When I began drinking in college, my friends and I always tipped a buck per drink at the bar, but that was 10 years ago, and a craft beer can now go for $10. Is a $1 tip still sufficient? Does a barkeep who cracks open a can of domestic beer deserve less than a craft brewery employee who pours the beer into a quaint Mason jar and adds a slice of lemon on the side? Why am I deciding the fate of this stranger and not his boss who knows how much he gets paid?
Seeking insight and hopefully a definitive answer, I asked a close friend of Portland Old Port staff and a long-time bartender, Travis Gauvin of Sur Lie in Portland, the acceptable tip percentage these days; he revealed,
“The restaurant and hospitality scene certainly has grown, the level of service required has risen and prices have also duly increased. I think because of this we have entered a dilemma of ‘how much extra do I add for this person or from this item they’ve provided me?’ I tip all the time, unfortunately. But I’m a bartender myself, and I do have the opportunity to put a dollar or two or some change in the tip jars and I enjoy doing so! I like to think that it comes full circle. With tipping, I acknowledge the person providing me a service by letting them know what they’ve done was appreciated -I believe that’s a foundation to build from! The money gives us life and sustainability in a tip-based industry, but the appreciation of what I do certainly keeps me coming back and trying new things at a high level… I love great coffee, thus I leave a dollar or whatever extra I have. Never once have I thought about what the minimum tip could be, what percentage, etc. My only thought is, ‘this person did something for me I could’ve done for myself, and I didn’t have to.’ The appreciation and whatever you can spare for that moment and that service, is enough in my eyes.
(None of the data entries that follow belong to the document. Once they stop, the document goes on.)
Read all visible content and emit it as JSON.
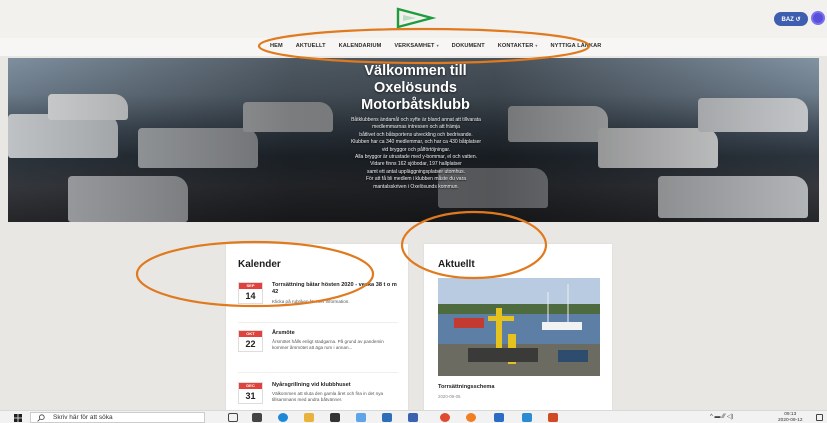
{
  "header": {
    "baz_label": "BAZ ↺",
    "brand_colors": {
      "logo": "#1e9c3c",
      "button": "#3e5fb0",
      "user": "#5a4fd8",
      "month_badge": "#e0423c",
      "annotation": "#e07a1f"
    }
  },
  "nav": {
    "items": [
      {
        "label": "HEM"
      },
      {
        "label": "AKTUELLT"
      },
      {
        "label": "KALENDARIUM"
      },
      {
        "label": "VERKSAMHET"
      },
      {
        "label": "DOKUMENT"
      },
      {
        "label": "KONTAKTER"
      },
      {
        "label": "NYTTIGA LÄNKAR"
      }
    ]
  },
  "hero": {
    "title_1": "Välkommen till",
    "title_2": "Oxelösunds",
    "title_3": "Motorbåtsklubb",
    "lines": [
      "Båtklubbens ändamål och syfte är bland annat att tillvarata",
      "medlemmarnas intressen och att främja",
      "båtlivet och båtsportens utveckling och bedrivande.",
      "Klubben har ca 340 medlemmar, och har ca 430 båtplatser",
      "vid bryggor och pålförtöjningar.",
      "Alla bryggor är utrustade med y-bommar, el och vatten.",
      "Vidare finns 162 sjöbodar, 197 hallplatser",
      "samt ett antal uppläggningsplatser utomhus.",
      "För att få bli medlem i klubben måste du vara",
      "mantalsskriven i Oxelösunds kommun."
    ]
  },
  "kalender": {
    "title": "Kalender",
    "events": [
      {
        "month": "SEP",
        "day": "14",
        "title": "Torrsättning båtar hösten 2020 - vecka 38 t o m 42",
        "desc": "Klicka på rubriken för mer information."
      },
      {
        "month": "OKT",
        "day": "22",
        "title": "Årsmöte",
        "desc": "Årsmötet hålls enligt stadgarna. På grund av pandemin kommer årsmötet att äga rum i annan..."
      },
      {
        "month": "DEC",
        "day": "31",
        "title": "Nyårsgrillning vid klubbhuset",
        "desc": "Välkommen att sluta den gamla året och fira in det nya tillsammans med andra båtvänner."
      }
    ]
  },
  "aktuellt": {
    "title": "Aktuellt",
    "news_title": "Torrsättningsschema",
    "news_date": "2020-09-05"
  },
  "taskbar": {
    "search_placeholder": "Skriv här för att söka",
    "time": "09:13",
    "date": "2020-09-12",
    "tray_text": "^ ▬ ⁄⁄⁄ ◁)"
  }
}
To answer your question, with a beer, a single mixed drink (such as a Jack and Coke, Gin and Tonic, etc) I still think $1-2 is acceptable – though I’m not really in that environment anymore so maybe I shouldn’t speak here.When it comes to a typical night out, dinner and a drink or two, I think 20% is the level with which I perform my work as a bartender and is still how I put food on my table. It is never expected however, and I consider part of my professionalism to be working towards guaranteeing a spectacular night worthy of 20%.”
Now dear reader, does that help? What guidance do you have?